A – With limited exceptions, workers have the right to refuse work when they believe that they are being endangered as a result of conditions in the workplace. Workers must promptly report the circumstances of the work refusal to their employer or supervisor.  Employers are required to conduct an investigation and try to resolve the issue internally. If unresolved, the worker, employer or a person on their behalf must notify the MLITSD.

For more information on the work refusal process, please visit: Part V: Right to refuse or to stop work where health and safety in danger | Guide to the Occupational Health and Safety Act |

Q5 – Where can I find out more information about protecting my health from wildfire smoke?

A – Please visit this page from Environment and Climate Change Canada - Wildfire smoke and air quality -

Q6 – If I have to work outside during poor air quality days, can I use a respirator to protect my health?

A – The best option is always to minimize exposure to smoke where possible, and this is best achieved by being in an indoor environment during periods of poor outdoor air quality. Where this is not possible, respirators can help filter out particulates (or other substances depending on the type of respirator) but must be fit tested and used with due consideration for their limitations. For more on the use of respirators for wildfire smoke, please see: OHCOW Wildfire Smoke Infographic

Q7 – I have a medical condition that makes me more susceptible to the effects of poor air quality. What can I do?

Individuals with underlying medical conditions that can be exacerbated by poor air quality such as heart or breathing problems should discuss their situation with their treating health care provider to determine if any work-related restrictions or limitations are required. An employer has a duty to accommodate the needs of a worker with a disability, up to the point of undue hardship. For more information, please refer to the Ontario Human Rights Commission.

Q8 – My workplace has been closed temporarily due to poor air quality. Does the employer have to pay me?

If you have questions with regard to your employment standards rights you can contact the Employment Standards Information Centre

Q9 – Who can I contact if I have concerns regarding my health and safety at work due to smoke?

You can file a complaint if you believe conditions in a workplace are unsafe.

Before you report your situation, you can:

  • discuss your concerns with your supervisor or employer.
  • consult your joint health and safety committee member or health and safety representative, if there is one.

One of the main purposes of the Occupational Health and Safety Act (OHSA) is to enable a strong internal responsibility system (IRS) in the workplace, which gives everyone in the workplace a role to play in keeping workplaces safe and healthy. As part of the IRS, health and safety issues should be discussed with the joint health and safety committee (JHSC) or health and safety representative, if there is one.

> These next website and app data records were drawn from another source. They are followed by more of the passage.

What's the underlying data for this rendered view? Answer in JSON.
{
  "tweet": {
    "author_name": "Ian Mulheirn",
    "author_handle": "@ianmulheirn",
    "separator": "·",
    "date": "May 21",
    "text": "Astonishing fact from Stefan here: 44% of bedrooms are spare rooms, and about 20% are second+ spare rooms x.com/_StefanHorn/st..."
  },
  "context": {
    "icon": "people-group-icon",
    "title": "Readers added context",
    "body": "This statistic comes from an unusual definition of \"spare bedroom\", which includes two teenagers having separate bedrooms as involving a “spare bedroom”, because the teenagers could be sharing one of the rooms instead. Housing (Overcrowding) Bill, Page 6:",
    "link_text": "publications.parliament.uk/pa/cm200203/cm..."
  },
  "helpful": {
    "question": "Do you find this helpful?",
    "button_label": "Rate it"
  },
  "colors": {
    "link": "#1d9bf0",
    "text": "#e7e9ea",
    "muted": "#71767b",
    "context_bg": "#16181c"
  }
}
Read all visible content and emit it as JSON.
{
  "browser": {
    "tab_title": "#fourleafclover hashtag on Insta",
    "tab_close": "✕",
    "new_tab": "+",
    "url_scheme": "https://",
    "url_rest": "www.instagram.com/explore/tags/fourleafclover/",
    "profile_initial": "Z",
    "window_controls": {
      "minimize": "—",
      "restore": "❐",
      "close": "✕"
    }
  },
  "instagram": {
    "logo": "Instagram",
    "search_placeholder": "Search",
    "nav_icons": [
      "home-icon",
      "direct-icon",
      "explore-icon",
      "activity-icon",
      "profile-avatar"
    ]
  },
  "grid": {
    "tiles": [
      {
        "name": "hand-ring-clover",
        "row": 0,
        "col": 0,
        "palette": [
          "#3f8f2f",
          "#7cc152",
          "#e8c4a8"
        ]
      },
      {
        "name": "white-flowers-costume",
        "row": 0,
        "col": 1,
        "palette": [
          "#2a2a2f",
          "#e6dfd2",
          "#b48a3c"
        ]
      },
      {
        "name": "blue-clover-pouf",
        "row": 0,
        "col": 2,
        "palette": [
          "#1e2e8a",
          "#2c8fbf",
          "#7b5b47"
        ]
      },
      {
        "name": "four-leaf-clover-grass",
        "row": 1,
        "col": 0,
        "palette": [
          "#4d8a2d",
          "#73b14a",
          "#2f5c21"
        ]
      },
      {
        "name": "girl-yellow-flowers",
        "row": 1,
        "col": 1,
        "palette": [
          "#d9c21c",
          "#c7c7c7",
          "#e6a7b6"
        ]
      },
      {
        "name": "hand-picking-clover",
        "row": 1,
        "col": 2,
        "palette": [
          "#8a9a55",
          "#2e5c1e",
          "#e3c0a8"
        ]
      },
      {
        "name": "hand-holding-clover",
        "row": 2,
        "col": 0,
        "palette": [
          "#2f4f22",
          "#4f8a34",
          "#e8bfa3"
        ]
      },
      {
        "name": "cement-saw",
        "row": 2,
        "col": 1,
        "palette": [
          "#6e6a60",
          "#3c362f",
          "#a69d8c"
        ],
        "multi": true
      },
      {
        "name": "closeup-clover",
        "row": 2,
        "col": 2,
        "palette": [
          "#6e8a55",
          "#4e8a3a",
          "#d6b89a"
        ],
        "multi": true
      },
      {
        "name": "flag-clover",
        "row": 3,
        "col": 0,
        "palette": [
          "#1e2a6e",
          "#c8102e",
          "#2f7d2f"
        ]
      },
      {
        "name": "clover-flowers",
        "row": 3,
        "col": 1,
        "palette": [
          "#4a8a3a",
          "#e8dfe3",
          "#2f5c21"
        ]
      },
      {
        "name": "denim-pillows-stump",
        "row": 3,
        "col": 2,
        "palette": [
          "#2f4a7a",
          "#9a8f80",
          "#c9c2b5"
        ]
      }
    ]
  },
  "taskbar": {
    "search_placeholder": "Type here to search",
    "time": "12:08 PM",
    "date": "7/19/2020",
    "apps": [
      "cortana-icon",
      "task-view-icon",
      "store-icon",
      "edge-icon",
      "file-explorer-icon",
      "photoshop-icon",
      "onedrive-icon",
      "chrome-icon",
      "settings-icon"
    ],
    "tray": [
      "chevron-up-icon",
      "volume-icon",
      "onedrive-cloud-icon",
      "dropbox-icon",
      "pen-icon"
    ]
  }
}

If the situation continues after you’ve tried to discuss your concerns, you can file a complaint with the Ministry of Labour, Immigration, Training and Skills Development Health and Safety Contact Centre.